++++ DATASET EXCERPTS

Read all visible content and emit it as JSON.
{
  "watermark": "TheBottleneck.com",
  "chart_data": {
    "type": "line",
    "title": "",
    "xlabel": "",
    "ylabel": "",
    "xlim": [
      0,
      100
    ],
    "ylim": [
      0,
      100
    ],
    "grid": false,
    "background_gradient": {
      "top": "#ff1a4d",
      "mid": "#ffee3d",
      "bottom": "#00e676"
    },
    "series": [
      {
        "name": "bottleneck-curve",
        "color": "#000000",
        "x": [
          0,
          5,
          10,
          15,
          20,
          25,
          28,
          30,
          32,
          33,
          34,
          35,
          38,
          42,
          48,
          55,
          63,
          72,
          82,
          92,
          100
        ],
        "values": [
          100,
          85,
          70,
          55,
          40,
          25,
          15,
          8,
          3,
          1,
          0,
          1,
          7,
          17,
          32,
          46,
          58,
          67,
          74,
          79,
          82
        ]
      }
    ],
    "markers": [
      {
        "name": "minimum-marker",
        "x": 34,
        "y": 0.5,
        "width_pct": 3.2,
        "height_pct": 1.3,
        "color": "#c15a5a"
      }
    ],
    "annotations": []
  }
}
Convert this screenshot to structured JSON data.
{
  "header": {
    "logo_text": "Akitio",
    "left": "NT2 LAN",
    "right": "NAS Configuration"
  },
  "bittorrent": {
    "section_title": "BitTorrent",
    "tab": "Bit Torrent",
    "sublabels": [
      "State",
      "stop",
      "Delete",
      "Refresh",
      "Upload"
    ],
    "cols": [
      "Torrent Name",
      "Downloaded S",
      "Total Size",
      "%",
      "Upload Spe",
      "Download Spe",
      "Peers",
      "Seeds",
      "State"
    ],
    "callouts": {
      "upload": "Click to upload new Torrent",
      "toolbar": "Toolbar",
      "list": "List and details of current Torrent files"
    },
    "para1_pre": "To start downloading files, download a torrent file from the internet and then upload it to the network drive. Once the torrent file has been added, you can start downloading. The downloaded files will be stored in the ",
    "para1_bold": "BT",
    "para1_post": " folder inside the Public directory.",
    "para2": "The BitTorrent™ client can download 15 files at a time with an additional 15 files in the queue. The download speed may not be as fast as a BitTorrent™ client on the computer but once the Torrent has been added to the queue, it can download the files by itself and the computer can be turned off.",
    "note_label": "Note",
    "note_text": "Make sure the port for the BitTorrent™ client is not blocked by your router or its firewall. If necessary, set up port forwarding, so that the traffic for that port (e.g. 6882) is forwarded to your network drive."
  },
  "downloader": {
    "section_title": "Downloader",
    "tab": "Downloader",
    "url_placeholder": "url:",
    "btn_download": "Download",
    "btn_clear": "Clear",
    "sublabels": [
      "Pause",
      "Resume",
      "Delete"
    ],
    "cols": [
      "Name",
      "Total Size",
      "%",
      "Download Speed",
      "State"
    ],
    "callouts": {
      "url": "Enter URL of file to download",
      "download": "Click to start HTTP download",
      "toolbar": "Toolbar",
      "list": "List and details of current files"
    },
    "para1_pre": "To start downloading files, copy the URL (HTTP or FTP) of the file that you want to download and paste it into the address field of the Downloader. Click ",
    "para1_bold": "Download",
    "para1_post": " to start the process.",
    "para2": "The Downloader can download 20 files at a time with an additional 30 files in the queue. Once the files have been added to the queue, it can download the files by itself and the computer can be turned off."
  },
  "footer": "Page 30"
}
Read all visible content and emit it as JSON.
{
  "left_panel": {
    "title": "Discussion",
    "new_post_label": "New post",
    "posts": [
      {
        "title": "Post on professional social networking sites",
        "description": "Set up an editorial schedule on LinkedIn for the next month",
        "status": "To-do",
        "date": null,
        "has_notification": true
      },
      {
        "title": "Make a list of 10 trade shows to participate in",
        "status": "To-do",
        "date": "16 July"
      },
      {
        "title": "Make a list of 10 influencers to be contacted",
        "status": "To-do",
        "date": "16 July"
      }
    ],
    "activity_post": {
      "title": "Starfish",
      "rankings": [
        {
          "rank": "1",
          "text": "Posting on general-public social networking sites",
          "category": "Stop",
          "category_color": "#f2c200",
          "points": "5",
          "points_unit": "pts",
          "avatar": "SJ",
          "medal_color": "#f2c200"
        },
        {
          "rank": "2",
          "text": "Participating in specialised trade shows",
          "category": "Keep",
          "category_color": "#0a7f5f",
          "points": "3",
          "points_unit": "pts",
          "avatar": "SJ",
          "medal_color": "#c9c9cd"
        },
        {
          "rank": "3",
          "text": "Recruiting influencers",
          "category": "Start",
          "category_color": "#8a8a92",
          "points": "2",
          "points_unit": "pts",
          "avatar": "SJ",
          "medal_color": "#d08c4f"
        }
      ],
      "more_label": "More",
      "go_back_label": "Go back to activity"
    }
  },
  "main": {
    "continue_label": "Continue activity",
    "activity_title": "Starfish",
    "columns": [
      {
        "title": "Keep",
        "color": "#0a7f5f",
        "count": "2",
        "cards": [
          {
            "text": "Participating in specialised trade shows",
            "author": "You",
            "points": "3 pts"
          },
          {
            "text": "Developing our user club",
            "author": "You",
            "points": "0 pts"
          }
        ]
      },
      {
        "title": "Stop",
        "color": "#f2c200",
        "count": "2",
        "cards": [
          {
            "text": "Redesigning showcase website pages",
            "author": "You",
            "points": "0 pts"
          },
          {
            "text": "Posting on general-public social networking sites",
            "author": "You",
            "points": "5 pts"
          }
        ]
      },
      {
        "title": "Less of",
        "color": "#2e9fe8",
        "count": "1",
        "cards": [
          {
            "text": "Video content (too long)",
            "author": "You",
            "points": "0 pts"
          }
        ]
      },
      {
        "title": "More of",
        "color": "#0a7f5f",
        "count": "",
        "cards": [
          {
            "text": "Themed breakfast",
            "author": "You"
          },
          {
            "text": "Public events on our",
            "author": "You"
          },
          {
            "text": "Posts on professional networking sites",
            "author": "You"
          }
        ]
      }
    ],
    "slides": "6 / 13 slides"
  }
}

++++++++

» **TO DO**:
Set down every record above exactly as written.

» **WRITTEN SOLUTION**:
Read all visible content and emit it as JSON.
{
  "watermark": "TheBottleneck.com",
  "chart_data": {
    "type": "line",
    "title": "",
    "xlabel": "",
    "ylabel": "",
    "xlim": [
      0,
      100
    ],
    "ylim": [
      0,
      100
    ],
    "grid": false,
    "background_gradient": {
      "top": "#ff1a4d",
      "mid": "#ffee3d",
      "bottom": "#00e676"
    },
    "series": [
      {
        "name": "bottleneck-curve",
        "color": "#000000",
        "x": [
          0,
          5,
          10,
          15,
          20,
          25,
          28,
          30,
          32,
          33,
          34,
          35,
          38,
          42,
          48,
          55,
          63,
          72,
          82,
          92,
          100
        ],
        "values": [
          100,
          85,
          70,
          55,
          40,
          25,
          15,
          8,
          3,
          1,
          0,
          1,
          7,
          17,
          32,
          46,
          58,
          67,
          74,
          79,
          82
        ]
      }
    ],
    "markers": [
      {
        "name": "minimum-marker",
        "x": 34,
        "y": 0.5,
        "width_pct": 3.2,
        "height_pct": 1.3,
        "color": "#c15a5a"
      }
    ],
    "annotations": []
  }
}
Convert this screenshot to structured JSON data.
{
  "header": {
    "logo_text": "Akitio",
    "left": "NT2 LAN",
    "right": "NAS Configuration"
  },
  "bittorrent": {
    "section_title": "BitTorrent",
    "tab": "Bit Torrent",
    "sublabels": [
      "State",
      "stop",
      "Delete",
      "Refresh",
      "Upload"
    ],
    "cols": [
      "Torrent Name",
      "Downloaded S",
      "Total Size",
      "%",
      "Upload Spe",
      "Download Spe",
      "Peers",
      "Seeds",
      "State"
    ],
    "callouts": {
      "upload": "Click to upload new Torrent",
      "toolbar": "Toolbar",
      "list": "List and details of current Torrent files"
    },
    "para1_pre": "To start downloading files, download a torrent file from the internet and then upload it to the network drive. Once the torrent file has been added, you can start downloading. The downloaded files will be stored in the ",
    "para1_bold": "BT",
    "para1_post": " folder inside the Public directory.",
    "para2": "The BitTorrent™ client can download 15 files at a time with an additional 15 files in the queue. The download speed may not be as fast as a BitTorrent™ client on the computer but once the Torrent has been added to the queue, it can download the files by itself and the computer can be turned off.",
    "note_label": "Note",
    "note_text": "Make sure the port for the BitTorrent™ client is not blocked by your router or its firewall. If necessary, set up port forwarding, so that the traffic for that port (e.g. 6882) is forwarded to your network drive."
  },
  "downloader": {
    "section_title": "Downloader",
    "tab": "Downloader",
    "url_placeholder": "url:",
    "btn_download": "Download",
    "btn_clear": "Clear",
    "sublabels": [
      "Pause",
      "Resume",
      "Delete"
    ],
    "cols": [
      "Name",
      "Total Size",
      "%",
      "Download Speed",
      "State"
    ],
    "callouts": {
      "url": "Enter URL of file to download",
      "download": "Click to start HTTP download",
      "toolbar": "Toolbar",
      "list": "List and details of current files"
    },
    "para1_pre": "To start downloading files, copy the URL (HTTP or FTP) of the file that you want to download and paste it into the address field of the Downloader. Click ",
    "para1_bold": "Download",
    "para1_post": " to start the process.",
    "para2": "The Downloader can download 20 files at a time with an additional 30 files in the queue. Once the files have been added to the queue, it can download the files by itself and the computer can be turned off."
  },
  "footer": "Page 30"
}
Read all visible content and emit it as JSON.
{
  "left_panel": {
    "title": "Discussion",
    "new_post_label": "New post",
    "posts": [
      {
        "title": "Post on professional social networking sites",
        "description": "Set up an editorial schedule on LinkedIn for the next month",
        "status": "To-do",
        "date": null,
        "has_notification": true
      },
      {
        "title": "Make a list of 10 trade shows to participate in",
        "status": "To-do",
        "date": "16 July"
      },
      {
        "title": "Make a list of 10 influencers to be contacted",
        "status": "To-do",
        "date": "16 July"
      }
    ],
    "activity_post": {
      "title": "Starfish",
      "rankings": [
        {
          "rank": "1",
          "text": "Posting on general-public social networking sites",
          "category": "Stop",
          "category_color": "#f2c200",
          "points": "5",
          "points_unit": "pts",
          "avatar": "SJ",
          "medal_color": "#f2c200"
        },
        {
          "rank": "2",
          "text": "Participating in specialised trade shows",
          "category": "Keep",
          "category_color": "#0a7f5f",
          "points": "3",
          "points_unit": "pts",
          "avatar": "SJ",
          "medal_color": "#c9c9cd"
        },
        {
          "rank": "3",
          "text": "Recruiting influencers",
          "category": "Start",
          "category_color": "#8a8a92",
          "points": "2",
          "points_unit": "pts",
          "avatar": "SJ",
          "medal_color": "#d08c4f"
        }
      ],
      "more_label": "More",
      "go_back_label": "Go back to activity"
    }
  },
  "main": {
    "continue_label": "Continue activity",
    "activity_title": "Starfish",
    "columns": [
      {
        "title": "Keep",
        "color": "#0a7f5f",
        "count": "2",
        "cards": [
          {
            "text": "Participating in specialised trade shows",
            "author": "You",
            "points": "3 pts"
          },
          {
            "text": "Developing our user club",
            "author": "You",
            "points": "0 pts"
          }
        ]
      },
      {
        "title": "Stop",
        "color": "#f2c200",
        "count": "2",
        "cards": [
          {
            "text": "Redesigning showcase website pages",
            "author": "You",
            "points": "0 pts"
          },
          {
            "text": "Posting on general-public social networking sites",
            "author": "You",
            "points": "5 pts"
          }
        ]
      },
      {
        "title": "Less of",
        "color": "#2e9fe8",
        "count": "1",
        "cards": [
          {
            "text": "Video content (too long)",
            "author": "You",
            "points": "0 pts"
          }
        ]
      },
      {
        "title": "More of",
        "color": "#0a7f5f",
        "count": "",
        "cards": [
          {
            "text": "Themed breakfast",
            "author": "You"
          },
          {
            "text": "Public events on our",
            "author": "You"
          },
          {
            "text": "Posts on professional networking sites",
            "author": "You"
          }
        ]
      }
    ],
    "slides": "6 / 13 slides"
  }
}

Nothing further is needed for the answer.